**ACTIVITY:**
For the material below, state how many lines have the word "screenshot" in them, with no other words.

--- SOURCE MATERIAL Enclosed Below ---

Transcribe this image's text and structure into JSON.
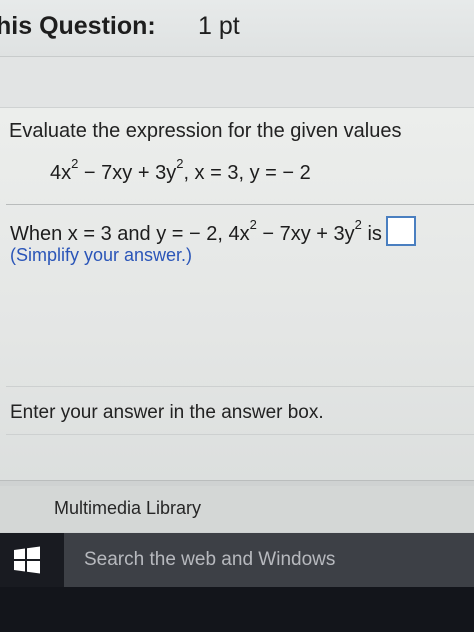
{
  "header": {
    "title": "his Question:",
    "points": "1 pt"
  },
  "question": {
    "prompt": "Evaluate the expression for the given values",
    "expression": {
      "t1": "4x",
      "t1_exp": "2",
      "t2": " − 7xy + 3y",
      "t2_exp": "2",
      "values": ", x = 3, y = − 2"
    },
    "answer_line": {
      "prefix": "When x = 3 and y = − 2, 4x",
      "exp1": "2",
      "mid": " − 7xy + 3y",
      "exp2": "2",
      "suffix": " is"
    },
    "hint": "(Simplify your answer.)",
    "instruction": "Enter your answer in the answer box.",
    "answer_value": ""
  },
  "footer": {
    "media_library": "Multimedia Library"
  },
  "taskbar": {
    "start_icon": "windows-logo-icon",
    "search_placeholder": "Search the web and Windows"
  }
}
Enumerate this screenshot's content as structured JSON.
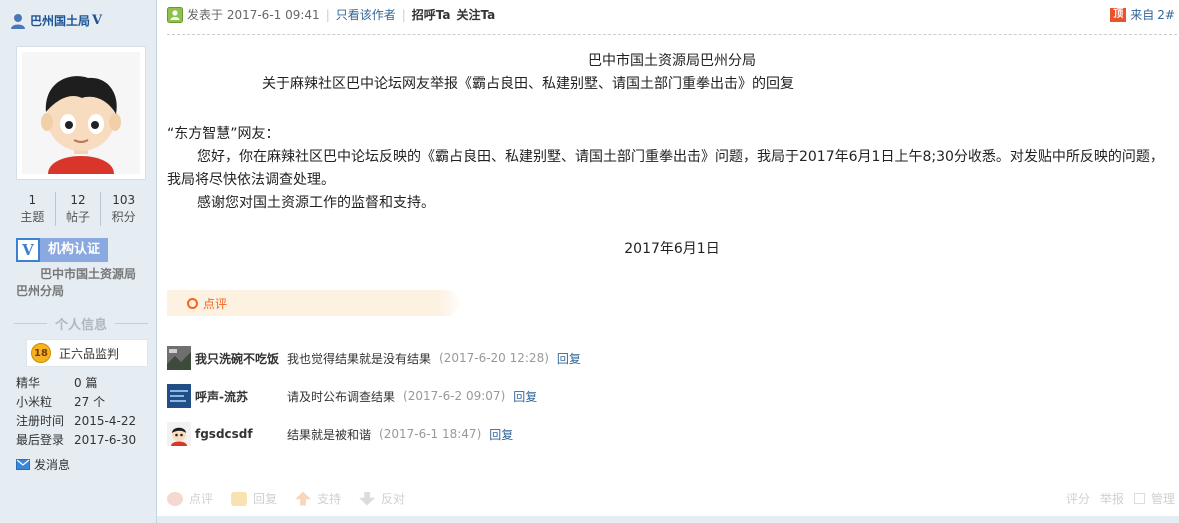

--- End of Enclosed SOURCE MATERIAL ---
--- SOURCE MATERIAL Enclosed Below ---

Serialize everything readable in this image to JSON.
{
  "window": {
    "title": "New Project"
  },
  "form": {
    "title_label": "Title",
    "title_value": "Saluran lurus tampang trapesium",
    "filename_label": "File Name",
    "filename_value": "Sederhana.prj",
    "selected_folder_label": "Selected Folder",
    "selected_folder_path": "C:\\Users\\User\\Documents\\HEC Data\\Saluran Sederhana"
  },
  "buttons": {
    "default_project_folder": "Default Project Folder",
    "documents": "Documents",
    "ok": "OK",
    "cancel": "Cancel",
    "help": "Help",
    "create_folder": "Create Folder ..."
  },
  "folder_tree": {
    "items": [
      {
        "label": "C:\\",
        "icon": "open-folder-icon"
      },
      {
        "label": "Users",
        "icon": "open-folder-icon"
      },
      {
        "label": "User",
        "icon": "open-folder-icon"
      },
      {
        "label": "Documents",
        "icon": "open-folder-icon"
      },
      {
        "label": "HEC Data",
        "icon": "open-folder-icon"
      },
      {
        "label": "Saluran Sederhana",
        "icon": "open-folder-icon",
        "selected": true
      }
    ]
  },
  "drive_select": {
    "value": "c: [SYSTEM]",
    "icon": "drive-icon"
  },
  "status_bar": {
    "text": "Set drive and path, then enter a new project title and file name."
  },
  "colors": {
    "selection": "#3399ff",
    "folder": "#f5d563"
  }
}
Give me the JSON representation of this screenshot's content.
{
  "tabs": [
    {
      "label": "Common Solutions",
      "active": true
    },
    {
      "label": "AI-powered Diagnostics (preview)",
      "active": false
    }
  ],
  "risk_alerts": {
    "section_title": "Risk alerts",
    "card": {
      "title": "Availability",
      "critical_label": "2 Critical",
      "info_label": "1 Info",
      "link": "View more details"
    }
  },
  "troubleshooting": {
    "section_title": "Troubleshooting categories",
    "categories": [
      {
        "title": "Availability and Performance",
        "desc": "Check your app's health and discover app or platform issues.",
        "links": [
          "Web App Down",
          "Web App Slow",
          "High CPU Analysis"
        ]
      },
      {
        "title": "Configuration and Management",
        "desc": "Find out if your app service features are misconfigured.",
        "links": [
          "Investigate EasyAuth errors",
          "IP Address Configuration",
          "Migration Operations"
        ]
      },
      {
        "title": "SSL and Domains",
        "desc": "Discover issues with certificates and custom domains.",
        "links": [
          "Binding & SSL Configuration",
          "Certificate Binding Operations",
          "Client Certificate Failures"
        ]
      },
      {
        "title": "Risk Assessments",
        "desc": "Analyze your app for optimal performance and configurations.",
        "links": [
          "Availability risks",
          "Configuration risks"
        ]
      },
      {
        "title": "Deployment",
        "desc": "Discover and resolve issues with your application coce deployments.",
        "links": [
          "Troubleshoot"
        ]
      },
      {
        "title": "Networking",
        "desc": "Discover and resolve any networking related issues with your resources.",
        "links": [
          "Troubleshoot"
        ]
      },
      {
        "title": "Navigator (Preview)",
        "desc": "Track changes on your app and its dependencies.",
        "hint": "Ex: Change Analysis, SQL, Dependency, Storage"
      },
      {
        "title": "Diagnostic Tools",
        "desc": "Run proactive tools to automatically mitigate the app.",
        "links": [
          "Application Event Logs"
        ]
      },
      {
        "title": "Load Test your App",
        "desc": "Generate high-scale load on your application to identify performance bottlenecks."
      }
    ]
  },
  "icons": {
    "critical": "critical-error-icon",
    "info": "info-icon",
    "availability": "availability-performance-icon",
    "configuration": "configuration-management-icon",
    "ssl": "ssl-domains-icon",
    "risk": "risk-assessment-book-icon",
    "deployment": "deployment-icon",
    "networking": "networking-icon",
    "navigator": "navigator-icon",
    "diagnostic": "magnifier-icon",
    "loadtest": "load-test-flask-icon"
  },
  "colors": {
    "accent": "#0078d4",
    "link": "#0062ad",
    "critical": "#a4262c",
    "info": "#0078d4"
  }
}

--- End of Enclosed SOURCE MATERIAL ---
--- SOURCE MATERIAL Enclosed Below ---

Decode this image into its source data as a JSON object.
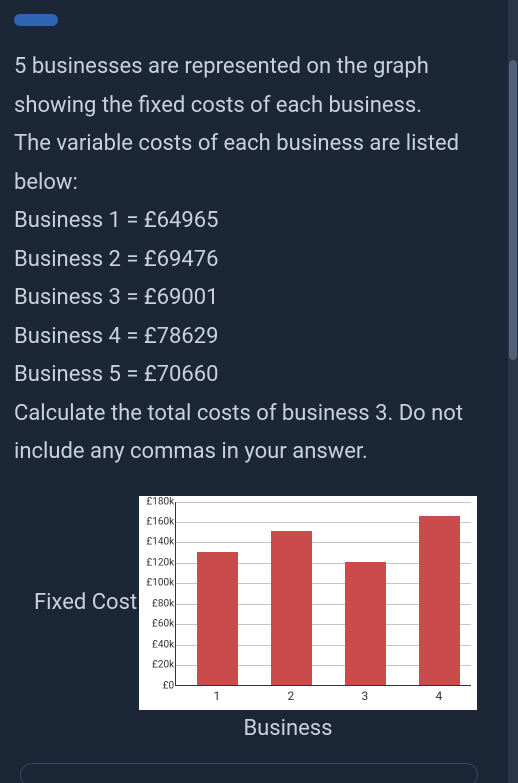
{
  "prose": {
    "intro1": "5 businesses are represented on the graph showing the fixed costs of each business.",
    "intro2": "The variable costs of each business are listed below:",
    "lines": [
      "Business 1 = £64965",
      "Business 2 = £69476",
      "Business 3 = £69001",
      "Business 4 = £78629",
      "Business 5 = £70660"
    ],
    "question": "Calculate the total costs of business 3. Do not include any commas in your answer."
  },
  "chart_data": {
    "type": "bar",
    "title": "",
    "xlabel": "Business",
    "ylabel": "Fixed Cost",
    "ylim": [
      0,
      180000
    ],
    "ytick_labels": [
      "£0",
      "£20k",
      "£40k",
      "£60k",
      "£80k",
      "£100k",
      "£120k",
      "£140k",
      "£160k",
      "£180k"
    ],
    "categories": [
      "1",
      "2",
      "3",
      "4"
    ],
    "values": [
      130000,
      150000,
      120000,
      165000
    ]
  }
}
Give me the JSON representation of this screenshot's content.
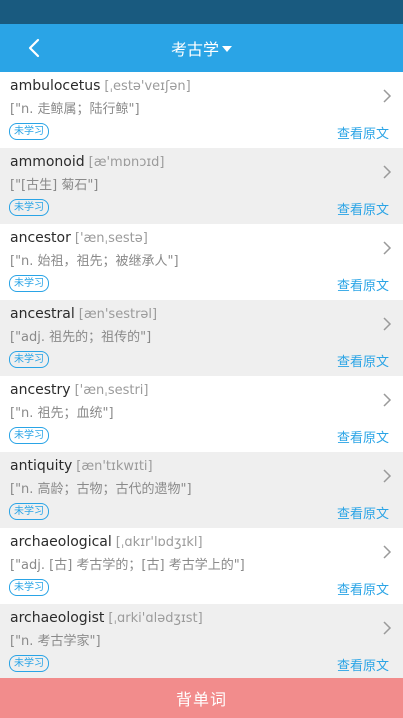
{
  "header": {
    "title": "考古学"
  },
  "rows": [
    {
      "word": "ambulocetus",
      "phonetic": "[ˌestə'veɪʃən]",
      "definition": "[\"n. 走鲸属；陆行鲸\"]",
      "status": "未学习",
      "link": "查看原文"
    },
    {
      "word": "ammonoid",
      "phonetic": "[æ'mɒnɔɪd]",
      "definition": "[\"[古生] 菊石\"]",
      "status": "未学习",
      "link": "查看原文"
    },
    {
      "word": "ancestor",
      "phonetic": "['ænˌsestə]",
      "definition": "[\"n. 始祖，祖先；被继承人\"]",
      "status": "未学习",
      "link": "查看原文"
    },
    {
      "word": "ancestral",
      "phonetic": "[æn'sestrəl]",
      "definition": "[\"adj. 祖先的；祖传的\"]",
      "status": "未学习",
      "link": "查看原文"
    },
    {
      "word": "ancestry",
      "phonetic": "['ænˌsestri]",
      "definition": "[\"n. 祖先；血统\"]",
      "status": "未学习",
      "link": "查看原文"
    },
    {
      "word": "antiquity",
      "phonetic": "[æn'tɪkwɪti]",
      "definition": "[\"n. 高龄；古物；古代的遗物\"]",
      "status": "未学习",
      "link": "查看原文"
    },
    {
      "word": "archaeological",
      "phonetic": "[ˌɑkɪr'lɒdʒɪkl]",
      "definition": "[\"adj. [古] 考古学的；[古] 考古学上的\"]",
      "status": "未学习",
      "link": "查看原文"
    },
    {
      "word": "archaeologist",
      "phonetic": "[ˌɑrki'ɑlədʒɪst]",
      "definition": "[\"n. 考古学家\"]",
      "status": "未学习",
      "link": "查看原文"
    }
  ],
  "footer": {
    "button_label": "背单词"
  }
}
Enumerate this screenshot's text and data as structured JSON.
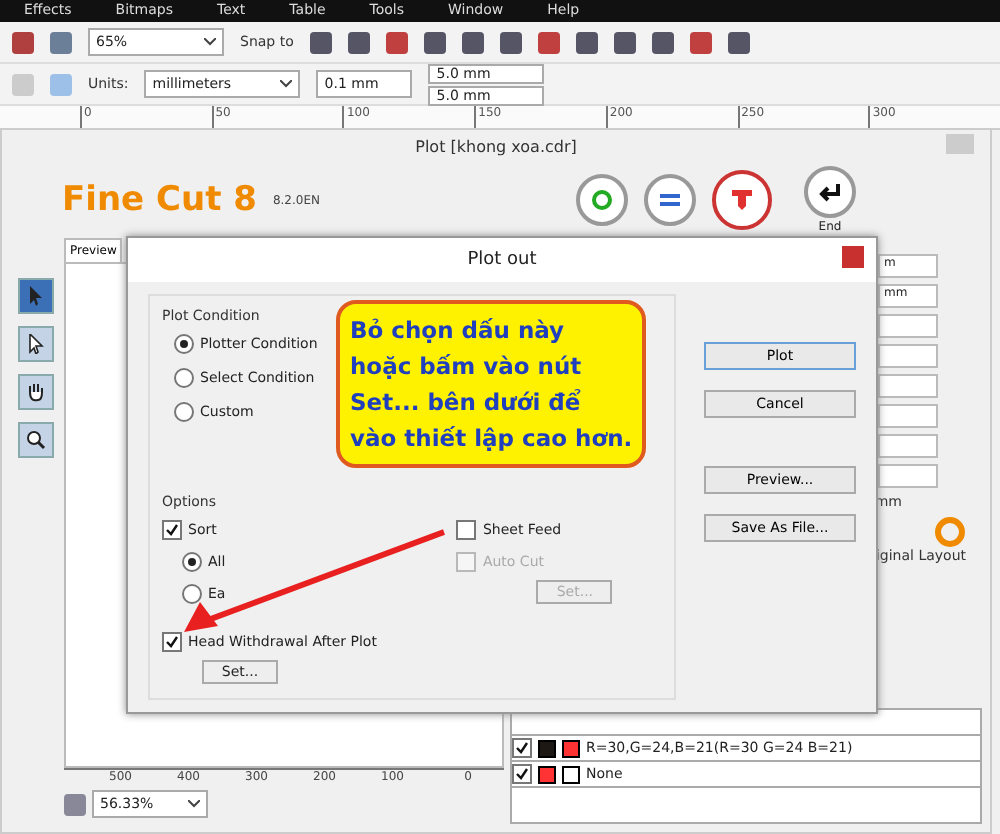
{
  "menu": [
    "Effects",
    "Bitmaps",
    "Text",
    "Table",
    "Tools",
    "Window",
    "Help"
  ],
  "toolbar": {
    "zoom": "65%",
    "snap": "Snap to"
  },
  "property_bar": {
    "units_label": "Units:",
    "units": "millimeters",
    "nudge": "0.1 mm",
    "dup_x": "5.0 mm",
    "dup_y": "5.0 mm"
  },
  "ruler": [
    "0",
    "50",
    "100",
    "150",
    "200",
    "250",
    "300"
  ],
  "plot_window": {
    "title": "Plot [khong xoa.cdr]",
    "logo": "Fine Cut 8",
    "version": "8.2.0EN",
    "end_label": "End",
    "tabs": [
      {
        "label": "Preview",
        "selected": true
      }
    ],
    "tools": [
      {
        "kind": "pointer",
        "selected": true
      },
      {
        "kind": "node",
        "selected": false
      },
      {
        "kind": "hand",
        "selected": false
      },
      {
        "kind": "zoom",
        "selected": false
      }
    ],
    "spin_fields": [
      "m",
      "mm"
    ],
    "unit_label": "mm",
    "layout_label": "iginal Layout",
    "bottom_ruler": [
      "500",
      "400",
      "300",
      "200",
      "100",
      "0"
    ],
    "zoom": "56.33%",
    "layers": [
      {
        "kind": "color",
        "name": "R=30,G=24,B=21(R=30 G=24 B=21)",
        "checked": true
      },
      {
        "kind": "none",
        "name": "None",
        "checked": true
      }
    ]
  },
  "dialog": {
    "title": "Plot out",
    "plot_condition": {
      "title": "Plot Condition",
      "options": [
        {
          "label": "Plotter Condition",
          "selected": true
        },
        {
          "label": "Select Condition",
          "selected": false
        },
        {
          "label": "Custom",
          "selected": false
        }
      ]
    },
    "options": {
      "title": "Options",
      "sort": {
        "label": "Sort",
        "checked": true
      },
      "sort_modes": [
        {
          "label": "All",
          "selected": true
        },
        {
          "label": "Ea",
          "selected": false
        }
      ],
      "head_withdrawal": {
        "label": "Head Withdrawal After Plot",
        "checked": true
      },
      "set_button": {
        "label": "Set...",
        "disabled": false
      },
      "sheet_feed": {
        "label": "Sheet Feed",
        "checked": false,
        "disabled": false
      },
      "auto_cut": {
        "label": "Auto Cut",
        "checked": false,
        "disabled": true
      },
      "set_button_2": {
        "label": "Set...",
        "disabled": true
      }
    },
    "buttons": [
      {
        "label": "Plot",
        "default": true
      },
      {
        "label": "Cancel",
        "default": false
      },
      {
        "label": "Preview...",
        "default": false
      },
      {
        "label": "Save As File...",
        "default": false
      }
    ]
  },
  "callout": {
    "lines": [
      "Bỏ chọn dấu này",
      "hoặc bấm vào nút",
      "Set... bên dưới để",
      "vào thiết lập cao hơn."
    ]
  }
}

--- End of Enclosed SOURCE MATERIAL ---

**EXERCISE ANSWER:**
4